Capistrano passing chemistry test
It takes time to figure out all the pieces to the puzzle.
At least that’s what we were always led to believe.
So when the Anaheim Ducks High School Hockey League (ADHSHL) pooled players from all over the Capistrano Unified School District to architect a team, it’d have been reasonable to expect some growing pains for a roster that was patched together from a wider community.
Therein lies the fascination with the non-pure high school hockey team; clubs are fielded from a group of schools, leaving team chemistry questionable as the season arrives.
And yet some, like Capistrano United, have defied the odds. The Coyotes came together in their inaugural season to capture the ADHSHL Division II championship in 2014.
Success has accompanied the Coyotes into the New Year, as they started their second season with a flawless 12-0 record.
The players believe that playing for Capistrano United provides a similar experience to the one offered by pure division teams, where teams are recruited to represent a single school.
The Coyotes’ roster has an unusual amount of familiarity with one another despite the fact that the players come from five separate schools.
“I feel like (the cohesiveness) hasn’t changed that much,” Coyotes forward Greg Lee said of playing on a non-pure team. “Most of us have played hockey with each other at another time, and the majority with Orange County Hockey Club. I’ve been playing there ever since I started Squirts.”
The addition of Jean Labbe as coach has supported the regional closeness the Coyotes have been able to achieve. Labbe also coaches at OC Hockey Club, where he heads up the Bantam AA and Midget 16AA teams.
Labbe was quick to point out that apart from their connection to OC Hockey Club, more than half of the players in his program come from Aliso Niguel and Dana Hills High Schools.
The first-year Coyotes coach says that coaching at the high school level is a test because the players have a variety of skill levels (ranging from 18U AAA to 16U AA).
He appreciates the structure of the Capistrano United program because it’s allowed his kids to remain focused on important tasks, such as their studies.
“It’s providing the right situation for them,” Labbe said. “It’s not interfering with what they’re doing.”
Labbe derives further enjoyment from the fact that each kid gets to play a prominent role for his team.
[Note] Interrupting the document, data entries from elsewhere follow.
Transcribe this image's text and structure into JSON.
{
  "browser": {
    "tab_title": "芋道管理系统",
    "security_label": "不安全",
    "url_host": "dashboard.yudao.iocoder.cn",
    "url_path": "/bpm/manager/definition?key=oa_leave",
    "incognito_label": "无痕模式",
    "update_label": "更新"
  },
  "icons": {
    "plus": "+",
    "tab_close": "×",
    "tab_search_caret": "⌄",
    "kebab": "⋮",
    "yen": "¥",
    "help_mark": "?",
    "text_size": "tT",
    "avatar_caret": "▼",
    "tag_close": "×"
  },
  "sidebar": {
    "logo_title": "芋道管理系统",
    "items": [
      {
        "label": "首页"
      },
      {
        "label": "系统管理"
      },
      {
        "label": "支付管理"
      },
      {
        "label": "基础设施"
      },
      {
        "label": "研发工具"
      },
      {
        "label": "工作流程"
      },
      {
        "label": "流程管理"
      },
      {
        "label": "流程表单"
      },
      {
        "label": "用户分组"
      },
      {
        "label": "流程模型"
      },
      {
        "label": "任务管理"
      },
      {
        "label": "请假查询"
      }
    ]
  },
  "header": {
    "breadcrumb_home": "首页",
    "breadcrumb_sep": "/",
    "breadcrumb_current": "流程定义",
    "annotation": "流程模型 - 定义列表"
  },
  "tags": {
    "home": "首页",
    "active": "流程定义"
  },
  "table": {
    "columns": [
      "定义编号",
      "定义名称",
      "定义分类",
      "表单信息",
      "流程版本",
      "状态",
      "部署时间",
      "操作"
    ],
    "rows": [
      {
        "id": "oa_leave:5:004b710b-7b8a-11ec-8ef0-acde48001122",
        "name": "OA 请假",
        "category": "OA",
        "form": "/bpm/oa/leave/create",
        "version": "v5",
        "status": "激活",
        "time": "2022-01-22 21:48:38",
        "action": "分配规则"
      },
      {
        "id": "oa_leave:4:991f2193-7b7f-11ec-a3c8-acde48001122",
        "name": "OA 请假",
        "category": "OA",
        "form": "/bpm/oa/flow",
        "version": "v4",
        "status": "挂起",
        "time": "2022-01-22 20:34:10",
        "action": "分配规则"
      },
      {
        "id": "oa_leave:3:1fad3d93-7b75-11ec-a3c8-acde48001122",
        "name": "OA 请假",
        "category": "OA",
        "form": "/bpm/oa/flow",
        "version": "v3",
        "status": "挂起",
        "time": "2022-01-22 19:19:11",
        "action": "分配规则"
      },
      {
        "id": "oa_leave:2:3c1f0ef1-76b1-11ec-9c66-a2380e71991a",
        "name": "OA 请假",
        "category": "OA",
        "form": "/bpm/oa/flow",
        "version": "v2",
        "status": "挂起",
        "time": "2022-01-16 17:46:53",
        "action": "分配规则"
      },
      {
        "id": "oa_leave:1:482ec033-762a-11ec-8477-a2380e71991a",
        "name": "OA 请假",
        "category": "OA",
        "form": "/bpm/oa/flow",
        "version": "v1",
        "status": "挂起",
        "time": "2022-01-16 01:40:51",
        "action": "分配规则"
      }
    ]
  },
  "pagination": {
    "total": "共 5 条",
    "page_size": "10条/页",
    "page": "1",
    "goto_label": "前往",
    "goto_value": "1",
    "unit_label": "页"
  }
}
The Coyotes boast a balanced scoring attack with each goaltender sharing minutes between the pipes.
“We feel it’s important that everyone has a chance to contribute. We want to make sure everyone has a chance to help the team in the playoffs,” Labbe said. “What I really enjoy about coaching at this hockey program is that we get all the kids involved.”
The growth of high school hockey has allowed for greater participation in the game. Still, further steps can be taken to increase the appeal of the sport to California’s youth segment.
Coyotes captain Cameron McCartin is anxious to see the California Interscholastic Federation (CIF) include hockey in its ring of sanctioned sports.
“I think the next step would be for hockey to become a CIF sport so kids could get P.E. credit for it,” he said.
Whether or not you need a geography lesson to find the source of Capistrano United’s talent, the Coyotes want to make sure teams know they’re a force to be reckoned with when they take the ice.
– Andrew Turner